UNDP’s Innovation team tried to achieve such action – a change in behaviour – through engagement with players in the local ecosystem. The goal was to understand the complex dynamics, agree on the main obstacles, and conceive of an alternative reality, to guide our approach to waste.
In practice, it meant moving away from “managing waste,” to focus more on the upstream, the designing of goods, and the packaging, before they become waste. We geared our alternative vision towards a circular economy to rewire the current economic logic – the production and consumption – of material.
We stopped seeing “waste” as an environmental issue alone and linked it to the economy, businesses, jobs, and green recovery; as well as inclusion, engaging marginalized and vulnerable communities, as we build forward in a post-Covid era.
For instance, in Viet Nam, this work supports the country’s push for sustainability after COP26; from single-point solutions to a broad palette of strategies premised on collective action, by blending behavioural change and building social capital, along with traditional tools such as regulations and infrastructure.
With momentum growing, the next step is to translate this new approach into a coherent set of interventions aligned by the same logic. In Da Nang and Pasig, our portfolios were co-designed to support a phased approach: addressing immediate waste management challenges – reducing pollution in the environment and supporting development of secondary markets for waste – as well as seeding long-term transition towards a circular economy.
The first phase is focused on reducing waste through both behaviours and infrastructure, and recycling capabilities; while the second phase looks at how we can change material flows upstream by developing sustainable materials, designing products that can be repaired and reused, and changing consumer behaviour.

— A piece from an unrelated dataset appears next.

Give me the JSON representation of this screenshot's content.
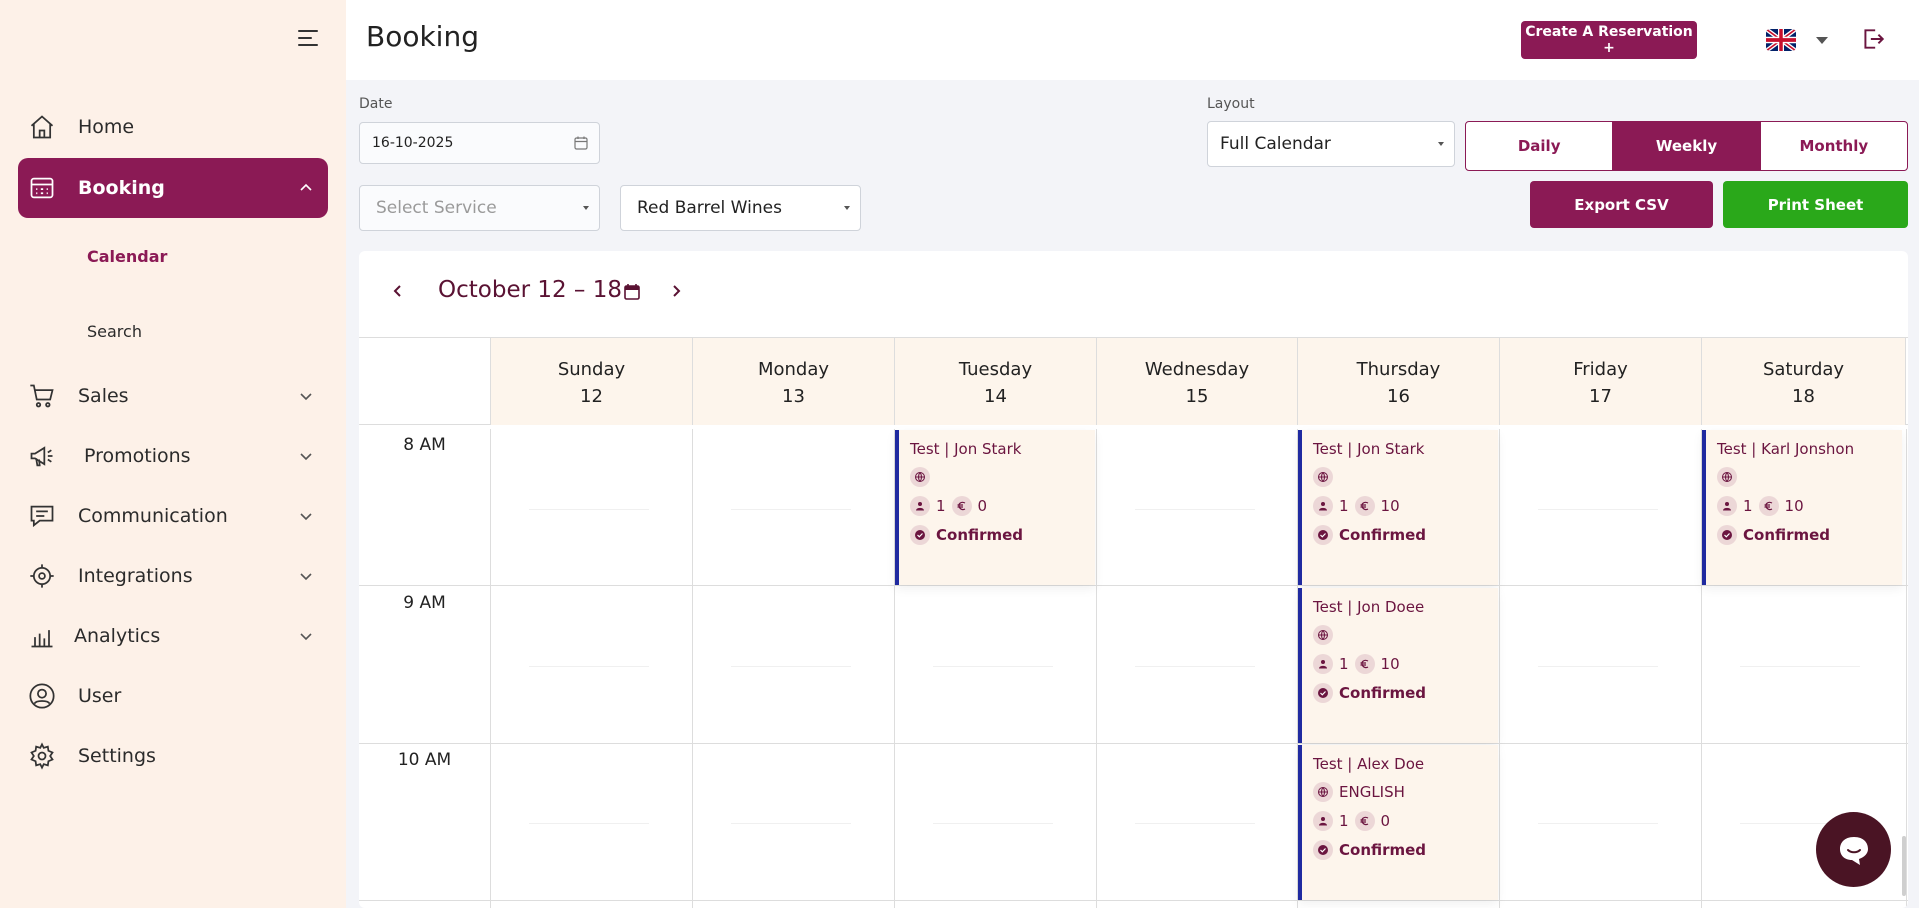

Our portfolios highlighted an ambitious role for governments: from using public procurement and digital marketplaces, to nurturing demand for ‘circular’ goods and services, to bringing in excluded communities for better city planning on sustainability and creating economic value whose benefits are shared more widely.
While the goals of these portfolios are different, the common thread is that addressing complex issues requires us to deploy a variety of tools, with the local community driving the change.
This portfolio approach does not apply to waste alone – it can be adapted and used in other thematic or geographic contexts. Local governments and communities can navigate complexity to bring about system change, across a range of sectors. For example, this approach has been applied to youth unemployment in Bhutan.
Now, we are activating our first “city” portfolios and have codified this new method in a ‘Guidebook for Adopting Portfolio Approaches.’ We see cities as an extremely promising space. On one hand, they are civilization nodes driving key adaptations for change. On the other hand, cities offer a platform that combines scale and flexibility for experimentation. Taken together, this is the space where the future will be prototyped and shaped.
The views expressed in this post are those of the authors and in no way reflect those of the International Development LSE blog or the London School of Economics and Political Science.
Image Credit: Orissa International.